#### [Task]
Produce the listing below again, exactly as shown.

#### [Extracted data]

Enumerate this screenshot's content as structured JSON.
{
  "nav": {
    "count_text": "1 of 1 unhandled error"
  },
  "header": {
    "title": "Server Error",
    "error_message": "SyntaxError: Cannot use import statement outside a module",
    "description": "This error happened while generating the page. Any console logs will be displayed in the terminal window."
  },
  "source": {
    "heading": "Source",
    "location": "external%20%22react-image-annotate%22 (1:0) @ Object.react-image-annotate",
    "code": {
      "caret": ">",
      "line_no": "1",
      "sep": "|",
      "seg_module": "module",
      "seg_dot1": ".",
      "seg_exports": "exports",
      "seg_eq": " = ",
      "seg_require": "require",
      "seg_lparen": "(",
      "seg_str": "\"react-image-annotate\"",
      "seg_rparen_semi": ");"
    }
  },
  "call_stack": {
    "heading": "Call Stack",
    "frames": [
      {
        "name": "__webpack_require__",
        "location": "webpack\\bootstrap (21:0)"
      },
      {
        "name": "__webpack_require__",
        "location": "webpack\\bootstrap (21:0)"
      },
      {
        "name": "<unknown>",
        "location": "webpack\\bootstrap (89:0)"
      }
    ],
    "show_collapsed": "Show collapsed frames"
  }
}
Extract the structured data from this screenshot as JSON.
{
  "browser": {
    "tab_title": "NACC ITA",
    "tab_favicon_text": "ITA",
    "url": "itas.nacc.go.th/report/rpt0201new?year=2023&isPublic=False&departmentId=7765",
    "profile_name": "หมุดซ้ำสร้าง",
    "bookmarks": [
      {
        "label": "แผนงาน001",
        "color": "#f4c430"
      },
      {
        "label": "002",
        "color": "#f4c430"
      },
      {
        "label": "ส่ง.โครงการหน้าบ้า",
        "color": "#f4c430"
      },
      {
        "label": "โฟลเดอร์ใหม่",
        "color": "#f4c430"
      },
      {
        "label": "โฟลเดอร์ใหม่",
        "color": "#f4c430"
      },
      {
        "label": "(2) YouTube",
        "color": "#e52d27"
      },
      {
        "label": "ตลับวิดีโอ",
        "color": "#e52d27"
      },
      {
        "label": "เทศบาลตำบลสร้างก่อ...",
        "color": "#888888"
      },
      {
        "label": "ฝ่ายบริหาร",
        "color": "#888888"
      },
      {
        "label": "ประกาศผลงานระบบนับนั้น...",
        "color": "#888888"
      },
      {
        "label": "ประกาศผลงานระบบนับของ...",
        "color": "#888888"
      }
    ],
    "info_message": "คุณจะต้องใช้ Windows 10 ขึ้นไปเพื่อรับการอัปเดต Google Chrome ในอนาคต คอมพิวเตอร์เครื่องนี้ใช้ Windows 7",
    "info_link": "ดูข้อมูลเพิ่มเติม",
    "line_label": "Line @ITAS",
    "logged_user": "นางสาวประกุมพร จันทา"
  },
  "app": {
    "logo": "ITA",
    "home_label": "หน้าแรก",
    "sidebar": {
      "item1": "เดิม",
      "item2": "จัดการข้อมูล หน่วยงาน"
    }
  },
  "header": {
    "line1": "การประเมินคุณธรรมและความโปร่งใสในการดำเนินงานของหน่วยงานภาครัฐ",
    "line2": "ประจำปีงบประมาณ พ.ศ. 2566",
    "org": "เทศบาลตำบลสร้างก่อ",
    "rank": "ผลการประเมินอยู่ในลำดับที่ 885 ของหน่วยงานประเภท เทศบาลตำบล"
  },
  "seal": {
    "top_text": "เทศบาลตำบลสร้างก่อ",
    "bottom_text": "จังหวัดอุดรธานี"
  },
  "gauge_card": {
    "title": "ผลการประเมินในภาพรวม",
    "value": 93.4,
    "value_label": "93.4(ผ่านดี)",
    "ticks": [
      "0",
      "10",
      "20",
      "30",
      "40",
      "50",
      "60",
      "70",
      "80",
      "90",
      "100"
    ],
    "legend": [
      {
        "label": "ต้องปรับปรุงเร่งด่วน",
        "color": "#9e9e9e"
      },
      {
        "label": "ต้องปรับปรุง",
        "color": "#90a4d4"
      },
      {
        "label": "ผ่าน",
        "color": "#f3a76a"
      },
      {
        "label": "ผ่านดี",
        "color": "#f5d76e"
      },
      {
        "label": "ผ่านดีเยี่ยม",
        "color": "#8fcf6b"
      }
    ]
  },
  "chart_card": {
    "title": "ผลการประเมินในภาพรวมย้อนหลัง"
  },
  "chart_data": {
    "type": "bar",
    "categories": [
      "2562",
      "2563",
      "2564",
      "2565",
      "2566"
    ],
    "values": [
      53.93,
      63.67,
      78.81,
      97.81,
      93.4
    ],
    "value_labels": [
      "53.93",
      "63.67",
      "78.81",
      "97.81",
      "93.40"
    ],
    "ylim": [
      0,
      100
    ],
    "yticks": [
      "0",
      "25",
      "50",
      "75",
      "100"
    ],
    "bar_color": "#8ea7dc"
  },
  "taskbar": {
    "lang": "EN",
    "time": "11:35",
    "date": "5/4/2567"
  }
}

#### [Result for this task]
Enumerate this screenshot's content as structured JSON.
{
  "nav": {
    "count_text": "1 of 1 unhandled error"
  },
  "header": {
    "title": "Server Error",
    "error_message": "SyntaxError: Cannot use import statement outside a module",
    "description": "This error happened while generating the page. Any console logs will be displayed in the terminal window."
  },
  "source": {
    "heading": "Source",
    "location": "external%20%22react-image-annotate%22 (1:0) @ Object.react-image-annotate",
    "code": {
      "caret": ">",
      "line_no": "1",
      "sep": "|",
      "seg_module": "module",
      "seg_dot1": ".",
      "seg_exports": "exports",
      "seg_eq": " = ",
      "seg_require": "require",
      "seg_lparen": "(",
      "seg_str": "\"react-image-annotate\"",
      "seg_rparen_semi": ");"
    }
  },
  "call_stack": {
    "heading": "Call Stack",
    "frames": [
      {
        "name": "__webpack_require__",
        "location": "webpack\\bootstrap (21:0)"
      },
      {
        "name": "__webpack_require__",
        "location": "webpack\\bootstrap (21:0)"
      },
      {
        "name": "<unknown>",
        "location": "webpack\\bootstrap (89:0)"
      }
    ],
    "show_collapsed": "Show collapsed frames"
  }
}
Extract the structured data from this screenshot as JSON.
{
  "browser": {
    "tab_title": "NACC ITA",
    "tab_favicon_text": "ITA",
    "url": "itas.nacc.go.th/report/rpt0201new?year=2023&isPublic=False&departmentId=7765",
    "profile_name": "หมุดซ้ำสร้าง",
    "bookmarks": [
      {
        "label": "แผนงาน001",
        "color": "#f4c430"
      },
      {
        "label": "002",
        "color": "#f4c430"
      },
      {
        "label": "ส่ง.โครงการหน้าบ้า",
        "color": "#f4c430"
      },
      {
        "label": "โฟลเดอร์ใหม่",
        "color": "#f4c430"
      },
      {
        "label": "โฟลเดอร์ใหม่",
        "color": "#f4c430"
      },
      {
        "label": "(2) YouTube",
        "color": "#e52d27"
      },
      {
        "label": "ตลับวิดีโอ",
        "color": "#e52d27"
      },
      {
        "label": "เทศบาลตำบลสร้างก่อ...",
        "color": "#888888"
      },
      {
        "label": "ฝ่ายบริหาร",
        "color": "#888888"
      },
      {
        "label": "ประกาศผลงานระบบนับนั้น...",
        "color": "#888888"
      },
      {
        "label": "ประกาศผลงานระบบนับของ...",
        "color": "#888888"
      }
    ],
    "info_message": "คุณจะต้องใช้ Windows 10 ขึ้นไปเพื่อรับการอัปเดต Google Chrome ในอนาคต คอมพิวเตอร์เครื่องนี้ใช้ Windows 7",
    "info_link": "ดูข้อมูลเพิ่มเติม",
    "line_label": "Line @ITAS",
    "logged_user": "นางสาวประกุมพร จันทา"
  },
  "app": {
    "logo": "ITA",
    "home_label": "หน้าแรก",
    "sidebar": {
      "item1": "เดิม",
      "item2": "จัดการข้อมูล หน่วยงาน"
    }
  },
  "header": {
    "line1": "การประเมินคุณธรรมและความโปร่งใสในการดำเนินงานของหน่วยงานภาครัฐ",
    "line2": "ประจำปีงบประมาณ พ.ศ. 2566",
    "org": "เทศบาลตำบลสร้างก่อ",
    "rank": "ผลการประเมินอยู่ในลำดับที่ 885 ของหน่วยงานประเภท เทศบาลตำบล"
  },
  "seal": {
    "top_text": "เทศบาลตำบลสร้างก่อ",
    "bottom_text": "จังหวัดอุดรธานี"
  },
  "gauge_card": {
    "title": "ผลการประเมินในภาพรวม",
    "value": 93.4,
    "value_label": "93.4(ผ่านดี)",
    "ticks": [
      "0",
      "10",
      "20",
      "30",
      "40",
      "50",
      "60",
      "70",
      "80",
      "90",
      "100"
    ],
    "legend": [
      {
        "label": "ต้องปรับปรุงเร่งด่วน",
        "color": "#9e9e9e"
      },
      {
        "label": "ต้องปรับปรุง",
        "color": "#90a4d4"
      },
      {
        "label": "ผ่าน",
        "color": "#f3a76a"
      },
      {
        "label": "ผ่านดี",
        "color": "#f5d76e"
      },
      {
        "label": "ผ่านดีเยี่ยม",
        "color": "#8fcf6b"
      }
    ]
  },
  "chart_card": {
    "title": "ผลการประเมินในภาพรวมย้อนหลัง"
  },
  "chart_data": {
    "type": "bar",
    "categories": [
      "2562",
      "2563",
      "2564",
      "2565",
      "2566"
    ],
    "values": [
      53.93,
      63.67,
      78.81,
      97.81,
      93.4
    ],
    "value_labels": [
      "53.93",
      "63.67",
      "78.81",
      "97.81",
      "93.40"
    ],
    "ylim": [
      0,
      100
    ],
    "yticks": [
      "0",
      "25",
      "50",
      "75",
      "100"
    ],
    "bar_color": "#8ea7dc"
  },
  "taskbar": {
    "lang": "EN",
    "time": "11:35",
    "date": "5/4/2567"
  }
}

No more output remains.